American country music in all its forms has long been popular in Australia, and there have been a number of artists from Down Under who have gained an audience among country fans in the US. More than a few of us of a certain age have a few old Slim Dusty LPs tucked away on our shelves that we still spin, and more recent imports like Keith Urban and Kasey Chambers have devoted followings on this side of the globe. After achieving renown as the "Queen of Australian Bluegrass," Kristy Cox has taken up the challenge of Nashville, and it takes only a glance at the credits on her new release to see that she's been eagerly accepted and embraced in Music City.
The album is produced by legendary gospel artist Jerry Salley (who also contributes backup vocals and shares writer credits on six of the 10 tracks) and features guest appearances that include Tammy Rogers (The SteelDrivers), Donna Ulisse and fellow Aussie Tommy Emmanuel.
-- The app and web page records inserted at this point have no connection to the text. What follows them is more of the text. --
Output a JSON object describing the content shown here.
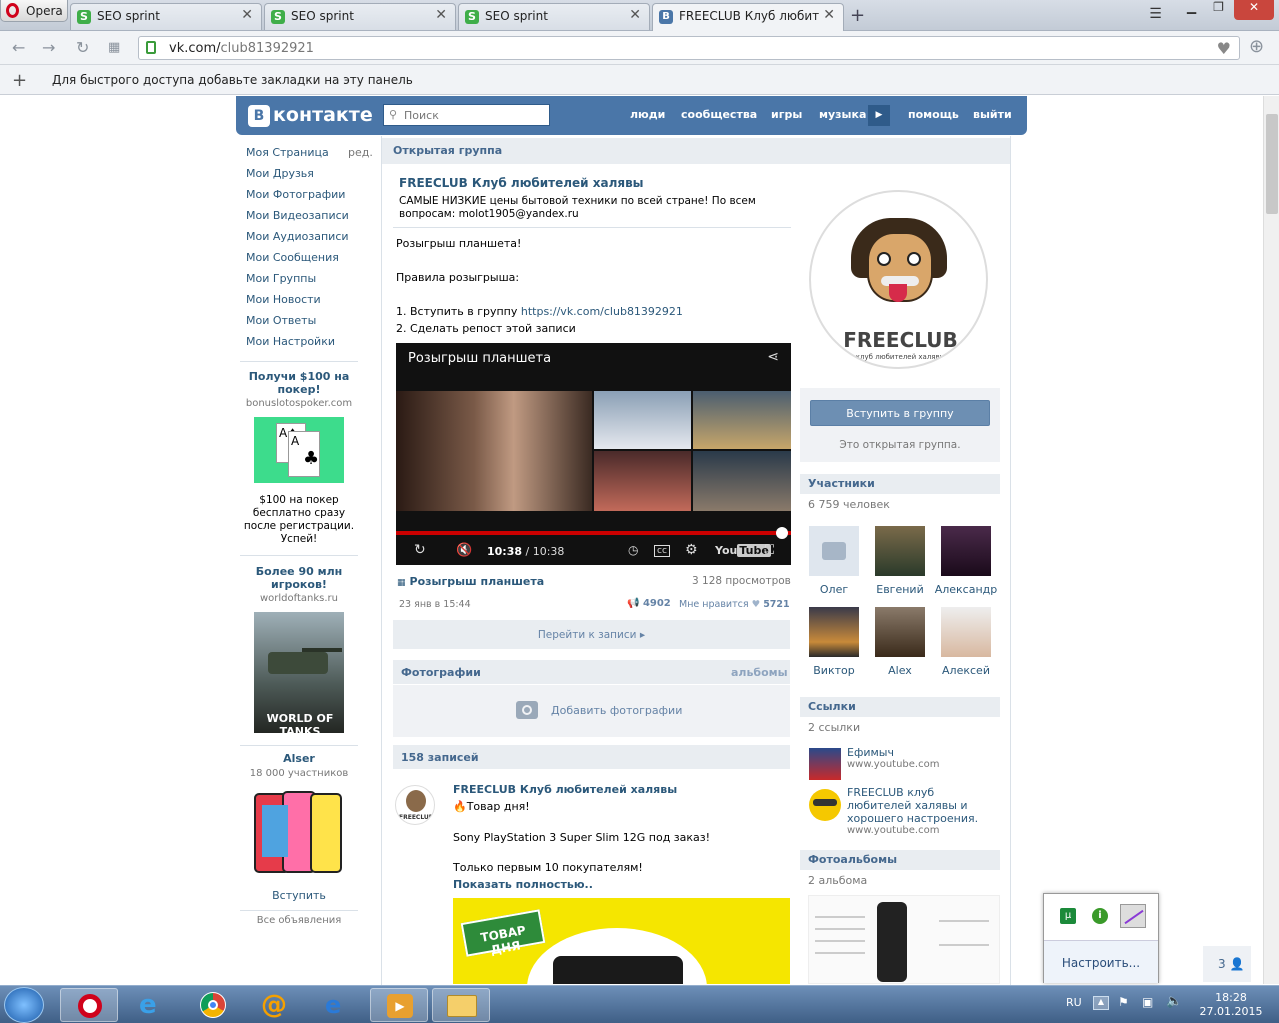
{
  "browser": {
    "menu_label": "Opera",
    "tabs": [
      {
        "title": "SEO sprint",
        "icon": "seosprint-favicon"
      },
      {
        "title": "SEO sprint",
        "icon": "seosprint-favicon"
      },
      {
        "title": "SEO sprint",
        "icon": "seosprint-favicon"
      },
      {
        "title": "FREECLUB Клуб любителе",
        "icon": "vk-favicon"
      }
    ],
    "new_tab": "+",
    "url_domain": "vk.com/",
    "url_path": "club81392921",
    "bookmarks_hint": "Для быстрого доступа добавьте закладки на эту панель"
  },
  "vk": {
    "logo": "контакте",
    "logo_letter": "В",
    "search_placeholder": "Поиск",
    "nav": [
      "люди",
      "сообщества",
      "игры",
      "музыка",
      "помощь",
      "выйти"
    ],
    "left_menu": [
      "Моя Страница",
      "Мои Друзья",
      "Мои Фотографии",
      "Мои Видеозаписи",
      "Мои Аудиозаписи",
      "Мои Сообщения",
      "Мои Группы",
      "Мои Новости",
      "Мои Ответы",
      "Мои Настройки"
    ],
    "edit_label": "ред.",
    "ads": [
      {
        "title": "Получи $100 на покер!",
        "site": "bonuslotospoker.com",
        "desc": "$100 на покер бесплатно сразу после регистрации. Успей!"
      },
      {
        "title": "Более 90 млн игроков!",
        "site": "worldoftanks.ru",
        "logo": "WORLD OF TANKS"
      },
      {
        "title": "Alser",
        "site": "18 000 участников",
        "action": "Вступить"
      }
    ],
    "all_ads": "Все объявления"
  },
  "group": {
    "type_label": "Открытая группа",
    "name": "FREECLUB Клуб любителей халявы",
    "status": "САМЫЕ НИЗКИЕ цены бытовой техники по всей стране! По всем вопросам: molot1905@yandex.ru",
    "post_lines": [
      "Розыгрыш планшета!",
      "Правила розыгрыша:",
      "1. Вступить в группу ",
      "2. Сделать репост этой записи"
    ],
    "post_link": "https://vk.com/club81392921",
    "video": {
      "title": "Розыгрыш планшета",
      "time_current": "10:38",
      "time_total": "/ 10:38",
      "progress": 1.0
    },
    "video_caption": "Розыгрыш планшета",
    "views": "3 128 просмотров",
    "date": "23 янв в 15:44",
    "reposts": "4902",
    "likes_label": "Мне нравится",
    "likes": "5721",
    "goto_post": "Перейти к записи",
    "photos_header": "Фотографии",
    "albums_link": "альбомы",
    "add_photos": "Добавить фотографии",
    "wall_header": "158 записей",
    "wall_post": {
      "author": "FREECLUB Клуб любителей халявы",
      "line1": "Товар дня!",
      "line2": "Sony PlayStation 3 Super Slim 12G под заказ!",
      "line3": "Только первым 10 покупателям!",
      "show_more": "Показать полностью..",
      "banner": "ТОВАР ДНЯ"
    },
    "avatar_text": "FREECLUB",
    "avatar_sub": "клуб любителей халявы",
    "join_button": "Вступить в группу",
    "open_note": "Это открытая группа.",
    "members_header": "Участники",
    "members_count": "6 759 человек",
    "members": [
      "Олег",
      "Евгений",
      "Александр",
      "Виктор",
      "Alex",
      "Алексей"
    ],
    "links_header": "Ссылки",
    "links_count": "2 ссылки",
    "links": [
      {
        "title": "Ефимыч",
        "url": "www.youtube.com"
      },
      {
        "title": "FREECLUB клуб любителей халявы и хорошего настроения.",
        "url": "www.youtube.com"
      }
    ],
    "albums_header": "Фотоальбомы",
    "albums_count": "2 альбома"
  },
  "popup": {
    "configure": "Настроить..."
  },
  "counter": "3",
  "taskbar": {
    "lang": "RU",
    "time": "18:28",
    "date": "27.01.2015"
  }
}
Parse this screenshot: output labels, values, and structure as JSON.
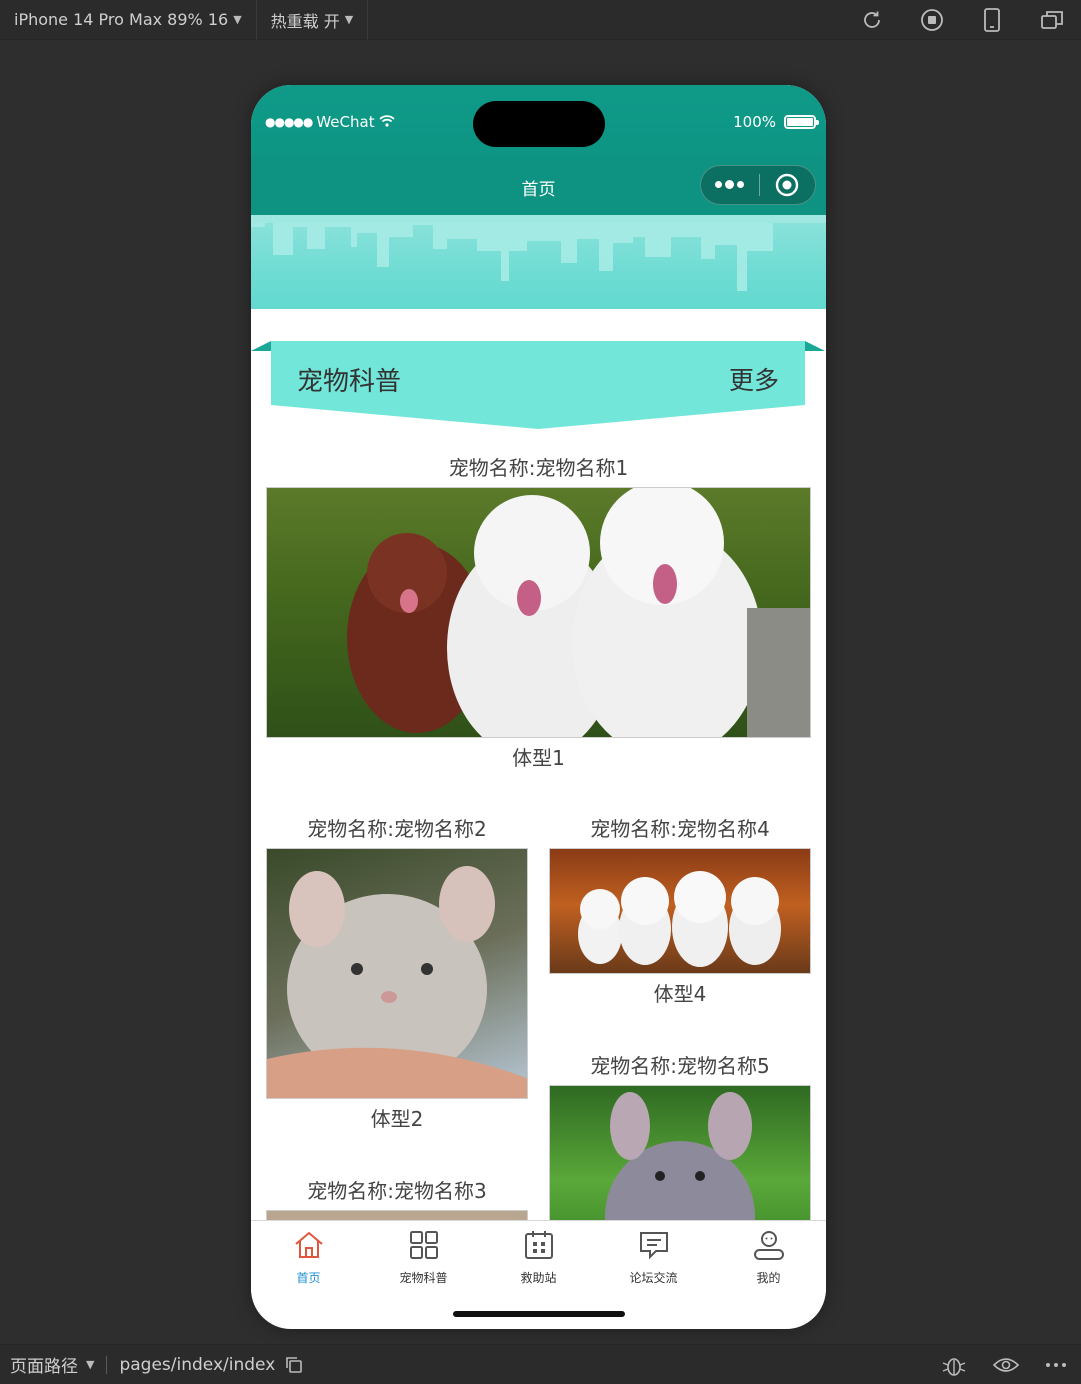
{
  "ide": {
    "device_selector": "iPhone 14 Pro Max 89% 16",
    "hot_reload": "热重载 开",
    "path_label": "页面路径",
    "path_value": "pages/index/index"
  },
  "status_bar": {
    "carrier": "WeChat",
    "signal_dots": "●●●●●",
    "battery": "100%"
  },
  "nav": {
    "title": "首页"
  },
  "section": {
    "title": "宠物科普",
    "more": "更多"
  },
  "pets": [
    {
      "name": "宠物名称:宠物名称1",
      "type": "体型1"
    },
    {
      "name": "宠物名称:宠物名称2",
      "type": "体型2"
    },
    {
      "name": "宠物名称:宠物名称3",
      "type": ""
    },
    {
      "name": "宠物名称:宠物名称4",
      "type": "体型4"
    },
    {
      "name": "宠物名称:宠物名称5",
      "type": ""
    }
  ],
  "tabs": [
    {
      "label": "首页",
      "icon": "home-icon",
      "active": true
    },
    {
      "label": "宠物科普",
      "icon": "grid-icon",
      "active": false
    },
    {
      "label": "救助站",
      "icon": "calendar-icon",
      "active": false
    },
    {
      "label": "论坛交流",
      "icon": "message-icon",
      "active": false
    },
    {
      "label": "我的",
      "icon": "user-icon",
      "active": false
    }
  ],
  "colors": {
    "nav_bg": "#0e9382",
    "banner": "#6fdcd3",
    "ribbon": "#72e6d8",
    "tab_active": "#1e8fd6",
    "tab_active_icon": "#e2553d"
  }
}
Cox herself shares writer credits on four songs (and they are all songs - no instrumentals), but it's her voice that takes center stage throughout, clear and strong, a little toward the alto side, and with a nice edge. The material covers a wide range of moods and tempos, at its most upbeat on "Finger Picking Good," a "name dropping" song that covers a lot of bluegrass history and gives Emmanuel a chance to show why he's just about the most versatile guitar picker on the planet. The opener, "Yesterday's Heartache" garnered Cox a CMAA award back home (Australia's version of the CMAs), and "Train" is a pretty good take on, well, a train song.
Appropriately enough, though, it's the title track that draws the most attention. Co-written by Rogers and Salley along with Liz Hengber, it's a dark tale of a mother's promised retribution against her daughter's abuser - "No Headlights" is her way of saying "you won't see me coming." It's not a murder ballad - yet - but the haunting arrangement and Cox's vocal, with Rogers joining in, give it an almost otherworldly aura of impending mayhem. It's a challenging piece of material, and Cox makes it one of the more intriguing bluegrass tracks to come along in a while, in Australia or America.